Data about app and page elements
<<<<

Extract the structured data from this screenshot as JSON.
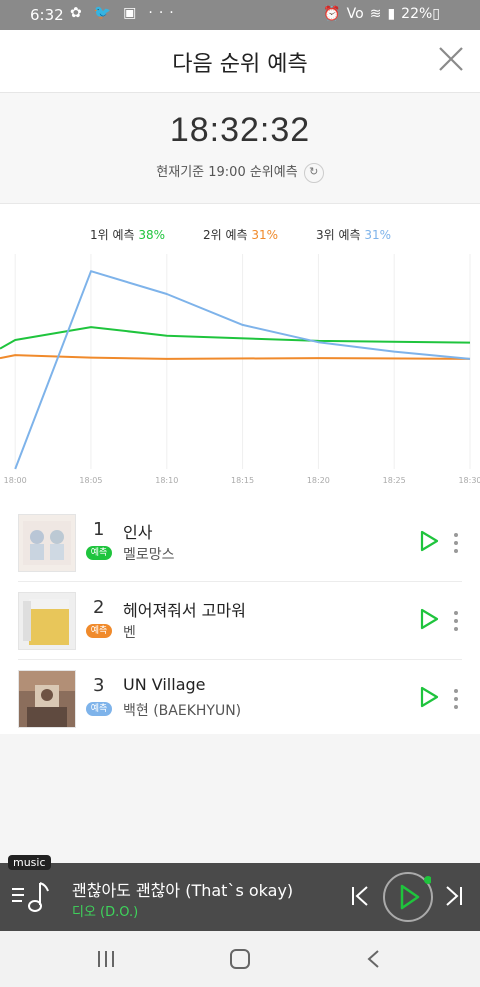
{
  "status": {
    "time": "6:32",
    "battery": "22%"
  },
  "header": {
    "title": "다음 순위 예측"
  },
  "clock": {
    "time": "18:32:32",
    "subtitle": "현재기준 19:00 순위예측"
  },
  "legend": [
    {
      "label": "1위 예측",
      "pct": "38%",
      "color": "#1fc43d"
    },
    {
      "label": "2위 예측",
      "pct": "31%",
      "color": "#f08a2b"
    },
    {
      "label": "3위 예측",
      "pct": "31%",
      "color": "#7eb3ea"
    }
  ],
  "chart_data": {
    "type": "line",
    "x": [
      "18:00",
      "18:05",
      "18:10",
      "18:15",
      "18:20",
      "18:25",
      "18:30"
    ],
    "xlim": [
      "17:59",
      "18:30"
    ],
    "ylim": [
      0,
      50
    ],
    "grid": "vertical lines",
    "series": [
      {
        "name": "1위 예측",
        "color": "#1fc43d",
        "points": [
          [
            "17:59",
            28
          ],
          [
            "18:00",
            30
          ],
          [
            "18:05",
            33
          ],
          [
            "18:10",
            31
          ],
          [
            "18:20",
            29.8
          ],
          [
            "18:30",
            29.4
          ]
        ]
      },
      {
        "name": "2위 예측",
        "color": "#f08a2b",
        "points": [
          [
            "17:59",
            25.8
          ],
          [
            "18:00",
            26.5
          ],
          [
            "18:05",
            25.9
          ],
          [
            "18:10",
            25.6
          ],
          [
            "18:20",
            25.8
          ],
          [
            "18:30",
            25.6
          ]
        ]
      },
      {
        "name": "3위 예측",
        "color": "#7eb3ea",
        "points": [
          [
            "18:00",
            0
          ],
          [
            "18:05",
            46
          ],
          [
            "18:10",
            40.7
          ],
          [
            "18:15",
            33.5
          ],
          [
            "18:20",
            29.5
          ],
          [
            "18:25",
            27.3
          ],
          [
            "18:30",
            25.6
          ]
        ]
      }
    ]
  },
  "songs": [
    {
      "rank": "1",
      "title": "인사",
      "artist": "멜로망스",
      "badge": "예측",
      "badge_color": "#1fc43d"
    },
    {
      "rank": "2",
      "title": "헤어져줘서 고마워",
      "artist": "벤",
      "badge": "예측",
      "badge_color": "#f08a2b"
    },
    {
      "rank": "3",
      "title": "UN Village",
      "artist": "백현 (BAEKHYUN)",
      "badge": "예측",
      "badge_color": "#7eb3ea"
    }
  ],
  "player": {
    "tag": "music",
    "track": "괜찮아도 괜찮아 (That`s okay)",
    "artist": "디오 (D.O.)"
  }
}
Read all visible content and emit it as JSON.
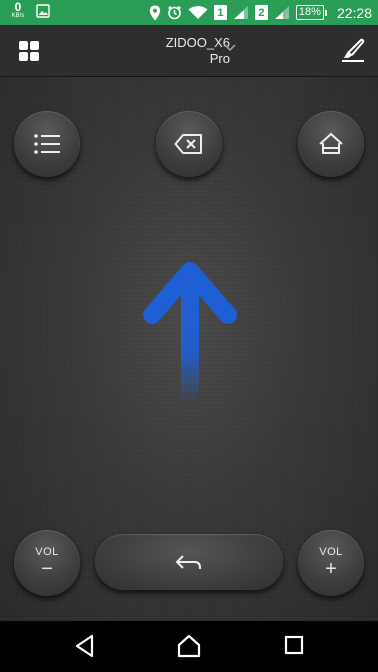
{
  "status_bar": {
    "speed_value": "0",
    "speed_unit": "KB/s",
    "sim1": "1",
    "sim2": "2",
    "battery": "18%",
    "time": "22:28",
    "color": "#2a9d57"
  },
  "app_bar": {
    "device_line1": "ZIDOO_X6",
    "device_line2": "Pro"
  },
  "remote": {
    "menu_icon": "list-icon",
    "delete_icon": "backspace-icon",
    "home_icon": "home-icon",
    "gesture": "swipe-up-arrow",
    "arrow_color": "#1f5fd6",
    "vol_down_label": "VOL",
    "vol_down_sign": "−",
    "vol_up_label": "VOL",
    "vol_up_sign": "+",
    "back_icon": "return-arrow-icon"
  },
  "nav_bar": {
    "back": "triangle-back-icon",
    "home": "home-outline-icon",
    "recents": "square-recents-icon"
  }
}
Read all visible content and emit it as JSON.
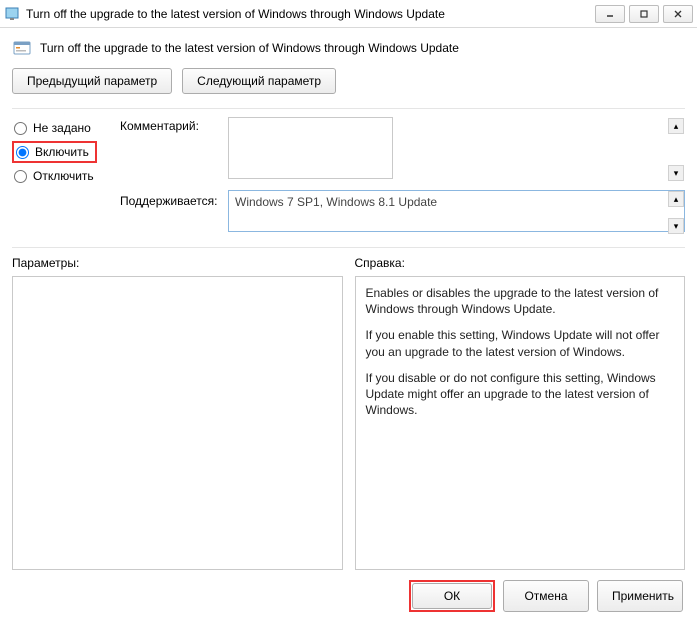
{
  "window": {
    "title": "Turn off the upgrade to the latest version of Windows through Windows Update"
  },
  "header": {
    "title": "Turn off the upgrade to the latest version of Windows through Windows Update"
  },
  "nav": {
    "prev": "Предыдущий параметр",
    "next": "Следующий параметр"
  },
  "radios": {
    "not_configured": "Не задано",
    "enabled": "Включить",
    "disabled": "Отключить",
    "selected": "enabled"
  },
  "labels": {
    "comment": "Комментарий:",
    "supported": "Поддерживается:",
    "options": "Параметры:",
    "help": "Справка:"
  },
  "comment": {
    "value": ""
  },
  "supported": {
    "value": "Windows 7 SP1, Windows 8.1 Update"
  },
  "options": {
    "value": ""
  },
  "help": {
    "p1": "Enables or disables the upgrade to the latest version of Windows through Windows Update.",
    "p2": "If you enable this setting, Windows Update will not offer you an upgrade to the latest version of Windows.",
    "p3": "If you disable or do not configure this setting, Windows Update might offer an upgrade to the latest version of Windows."
  },
  "footer": {
    "ok": "ОК",
    "cancel": "Отмена",
    "apply": "Применить"
  }
}
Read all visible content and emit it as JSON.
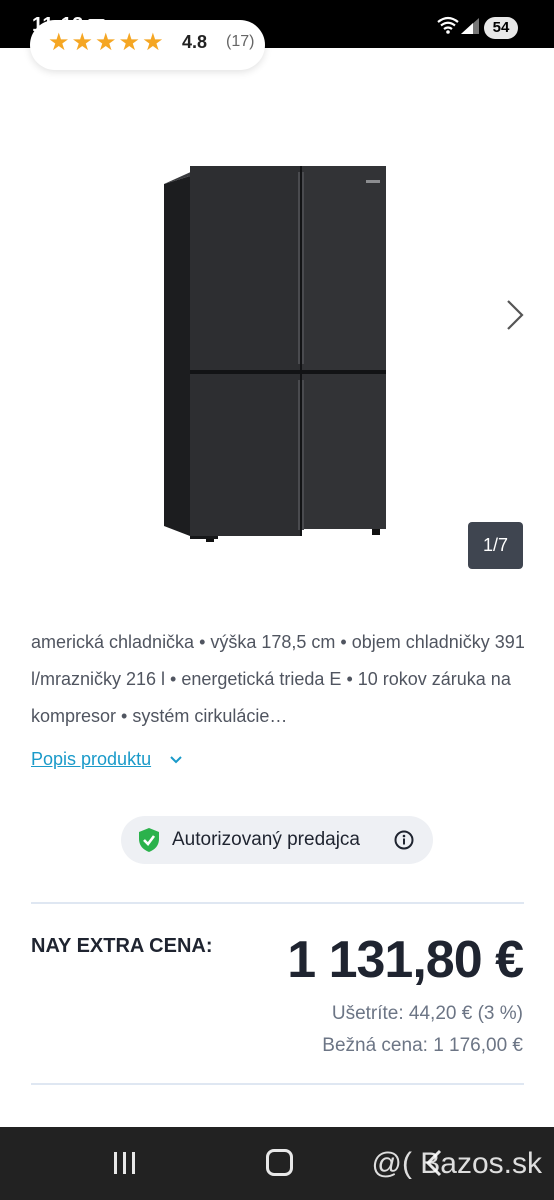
{
  "status_bar": {
    "time": "11:12",
    "battery": "54"
  },
  "rating": {
    "stars": "★★★★★",
    "value": "4.8",
    "count": "(17)"
  },
  "gallery": {
    "counter": "1/7"
  },
  "description": {
    "text": "americká chladnička • výška 178,5 cm • objem chladničky 391 l/mrazničky 216 l • energetická trieda E • 10 rokov záruka na kompresor • systém cirkulácie…",
    "link_label": "Popis produktu"
  },
  "seller": {
    "label": "Autorizovaný predajca"
  },
  "price": {
    "label": "NAY EXTRA CENA:",
    "value": "1 131,80 €",
    "savings": "Ušetríte: 44,20 € (3 %)",
    "regular": "Bežná cena: 1 176,00 €"
  },
  "watermark": "@( Bazos.sk",
  "colors": {
    "link": "#1a9ac9",
    "star": "#f5a623",
    "check_shield": "#2bb24c",
    "counter_bg": "#3f4550"
  },
  "icons": {
    "calendar": "calendar-icon",
    "wifi": "wifi-icon",
    "signal": "signal-icon",
    "next": "chevron-right-icon",
    "dropdown": "chevron-down-icon",
    "shield": "shield-check-icon",
    "info": "info-icon",
    "recent": "recent-apps-icon",
    "home": "home-icon",
    "back": "back-icon"
  }
}
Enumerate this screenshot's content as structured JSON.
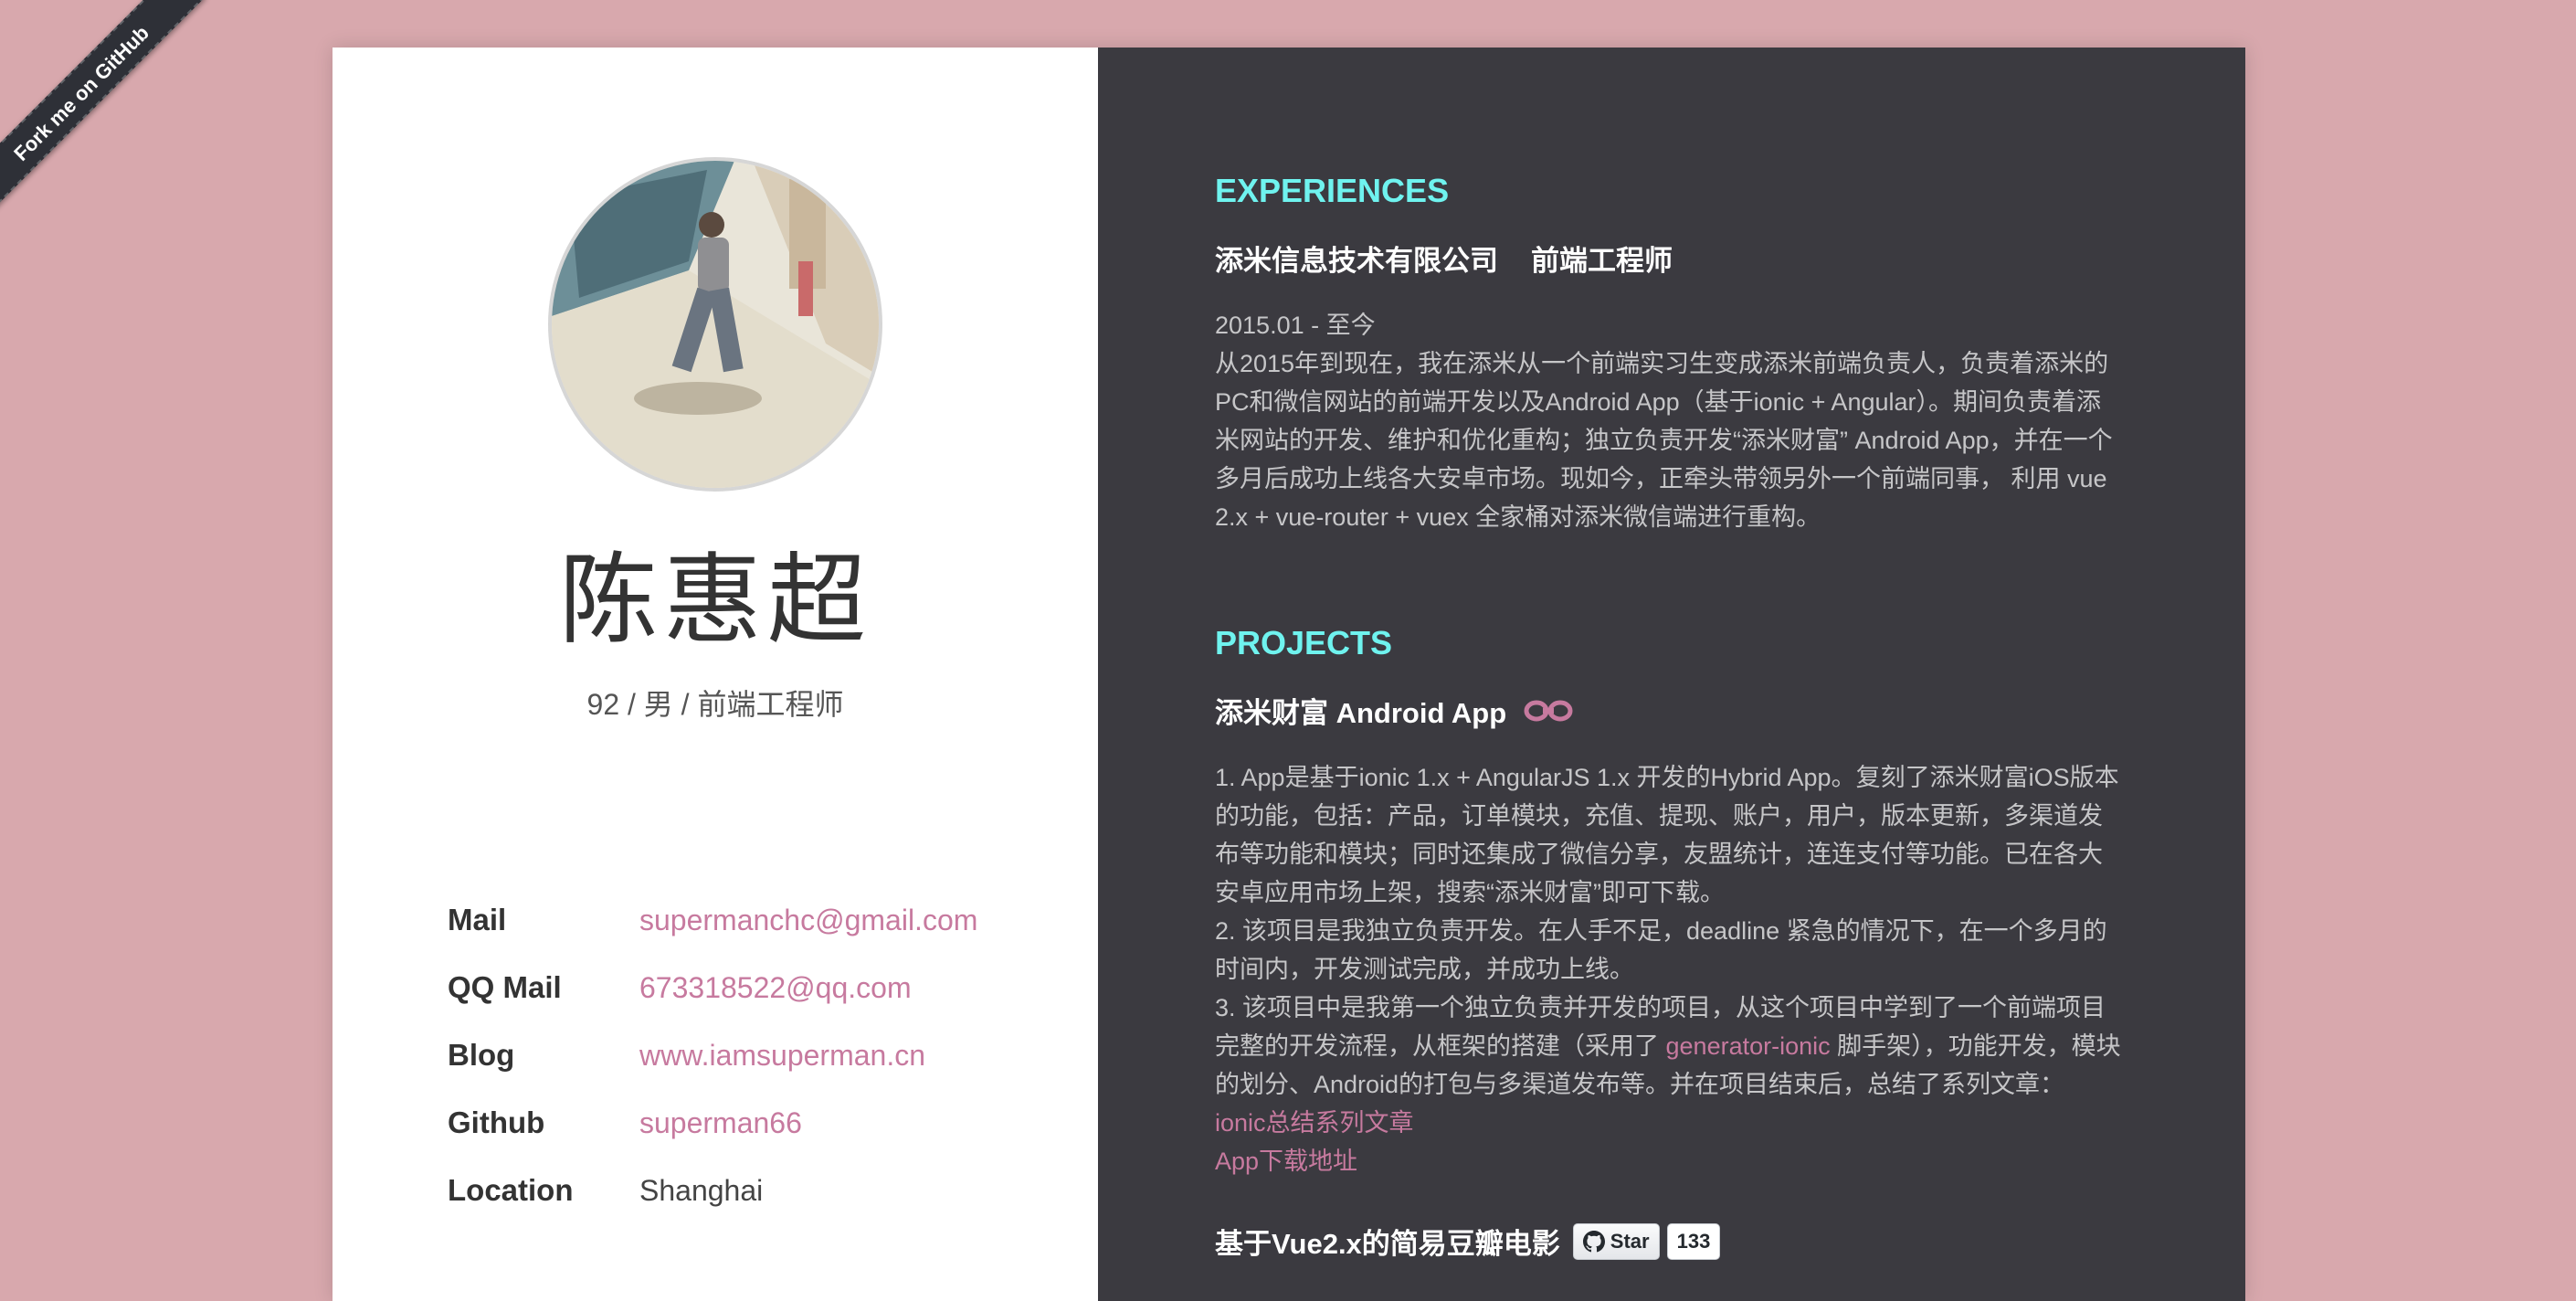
{
  "ribbon": {
    "label": "Fork me on GitHub"
  },
  "profile": {
    "name": "陈惠超",
    "subtitle": "92 / 男 / 前端工程师",
    "contacts": [
      {
        "label": "Mail",
        "value": "supermanchc@gmail.com",
        "link": true
      },
      {
        "label": "QQ Mail",
        "value": "673318522@qq.com",
        "link": true
      },
      {
        "label": "Blog",
        "value": "www.iamsuperman.cn",
        "link": true
      },
      {
        "label": "Github",
        "value": "superman66",
        "link": true
      },
      {
        "label": "Location",
        "value": "Shanghai",
        "link": false
      }
    ]
  },
  "experiences": {
    "title": "EXPERIENCES",
    "company": "添米信息技术有限公司",
    "role": "前端工程师",
    "period": "2015.01 - 至今",
    "description": "从2015年到现在，我在添米从一个前端实习生变成添米前端负责人，负责着添米的PC和微信网站的前端开发以及Android App（基于ionic + Angular）。期间负责着添米网站的开发、维护和优化重构；独立负责开发“添米财富” Android App，并在一个多月后成功上线各大安卓市场。现如今，正牵头带领另外一个前端同事， 利用 vue 2.x + vue-router + vuex 全家桶对添米微信端进行重构。"
  },
  "projects": {
    "title": "PROJECTS",
    "project1": {
      "name": "添米财富 Android App",
      "p1": "1. App是基于ionic 1.x + AngularJS 1.x 开发的Hybrid App。复刻了添米财富iOS版本的功能，包括：产品，订单模块，充值、提现、账户，用户，版本更新，多渠道发布等功能和模块；同时还集成了微信分享，友盟统计，连连支付等功能。已在各大安卓应用市场上架，搜索“添米财富”即可下载。",
      "p2": "2. 该项目是我独立负责开发。在人手不足，deadline 紧急的情况下，在一个多月的时间内，开发测试完成，并成功上线。",
      "p3_before": "3. 该项目中是我第一个独立负责并开发的项目，从这个项目中学到了一个前端项目完整的开发流程，从框架的搭建（采用了 ",
      "p3_link": "generator-ionic",
      "p3_after": " 脚手架），功能开发，模块的划分、Android的打包与多渠道发布等。并在项目结束后，总结了系列文章：",
      "link1": "ionic总结系列文章",
      "link2": "App下载地址"
    },
    "project2": {
      "name": "基于Vue2.x的简易豆瓣电影",
      "star_label": "Star",
      "star_count": "133"
    }
  }
}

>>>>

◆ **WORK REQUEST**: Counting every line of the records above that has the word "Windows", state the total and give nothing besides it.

◆ **EXPECTED ANSWER**: 6